As countries move to malaria elimination, detecting and targeting asymptomatic malaria infections might be needed. Here, the epidemiology and detectability of asymptomatic Plasmodium falciparum and Plasmodium vivax infections were investigated in different transmission settings in Ethiopia.
Informed decision making is underlined by all tiers in the health system. Poor data record system coupled with under- (over)-reporting of malaria cases affects the country’s malaria elimination activities. Thus, malaria data at health facilities and health offices are important particularly to monitor and evaluate the elimination progresses. This study was intended to assess overall reported malaria cases, reporting quality, spatiotemporal trends and factors associated in Gedeo zone, South Ethiopia.
Ethiopia has shown a notable progress in reducing malaria burden over the past decade, mainly due to the scaleup of vector control interventions such as long-lasting insecticidal nets (LLINs) and indoor residual spraying (IRS). Based on the progress, the country has set goals to eliminate malaria by 2030. However, residual malaria transmission due to early-evening and outdoor biting vectors could pose a challenge to malaria elimination efforts. This study assessed vector behavior, patterns of human exposure to vector bites and residual malaria transmission in southwestern Ethiopia. Anopheles mosquitoes were collected monthly from January to December 2018 using human landing catches (HLCs), human-baited double net traps, CDC light traps and pyrethrum spray catches.
School-based behaviour change communication interventions could help to achieve behavioural changes in the school and enhance the enrollment of the students and teachers as health messengers to local communities. Evidence on the impacts of the school-engaged malaria preventive interventions are limited as far as the social and behaviour change communication (SBCC) is concerned. This study examined the effectiveness of the school-based SBCC approach on insecticide-treated nets (ITNs) utilization among primary school students in malaria-endemic settings of Ethiopia.
Kniphofia foliosa is a flamboyant robust perennial herb which has dense clumps and tick upright rhizomes with leaves at the base. In Ethiopia, it has several vernacular names including Abelbila, Ashenda, Amelmela, Yeznjero Ageda, Shemetmetie and Yezinjero Ageda.
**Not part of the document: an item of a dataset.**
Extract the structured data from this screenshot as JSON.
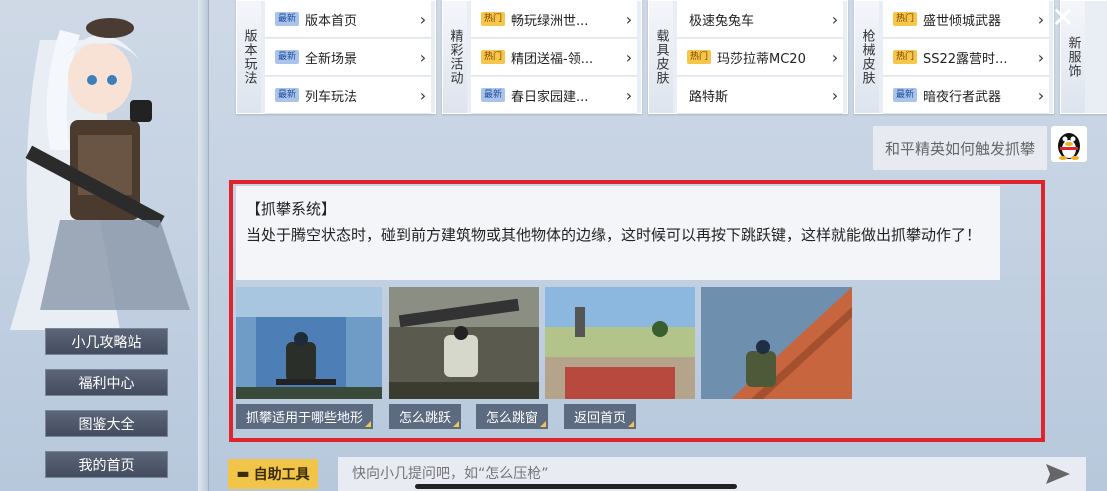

The plant is endemic to Ethiopian highlands, where its rhizomes are traditionally used for the treatment of malaria, abdominal cramps and wound healing. In the present study, the 80% methanol extract of K. foliosa rhizomes and its constituents are tested against Plasmodium berghei in mice.
Malaria is the major public health problem in sub-Saharan Africa, including Ethiopia. Ongoing malaria surveillance data analysis is useful for assessing incidences, trends over time, and evaluating the effectiveness of malaria prevention and control programs.
Ethiopia has shown notable progress in reducing the burden of malaria over the past two decades. Because of this progress, the country has shifted efforts from control to elimination of malaria. This study was conducted to analyse the malaria epidemiology and stratification of incidence in the malaria elimination setting in eastern Ethiopia.
The distribution of malaria infections is heterogeneous in space and time, especially in low transmission settings. Understanding this clustering may allow identification and targeting of pockets of transmission. In Adama district, Ethiopia, Plasmodium falciparum and P. vivax malaria patients and controls were examined, together with household members and immediate neighbors.
Ethiopia has set a goal to eliminate malaria by 2030; Artemether–lumefantrine (AL) is put as one of the cornerstone strategies for uncomplicated plasmodium falciparum malaria treatment. However, only focusing on prescribing of the treatment without assessing patients’ adherence could lead to the resistance of the drug. In Ethiopia, there is limited evidence about patients’ adherence to AL and its influencing factors. Therefore, this study aimed at addressing this information gap.
Deletions in Plasmodium falciparum histidine rich protein 2(pfhrp2) gene threaten the usefulness of the most widely used HRP2-based malaria rapid diagnostic tests (mRDTs) that cross react with its structural homologue, PfHRP3. Parasites with deleted pfhrp2/3 genes remain undetected and untreated due to 'false-negative' RDT results. As Ethiopia recently launched malaria elimination by 2030 in certain selected areas, the availability of RDTs and the scale of their use have rapidly increased in recent years.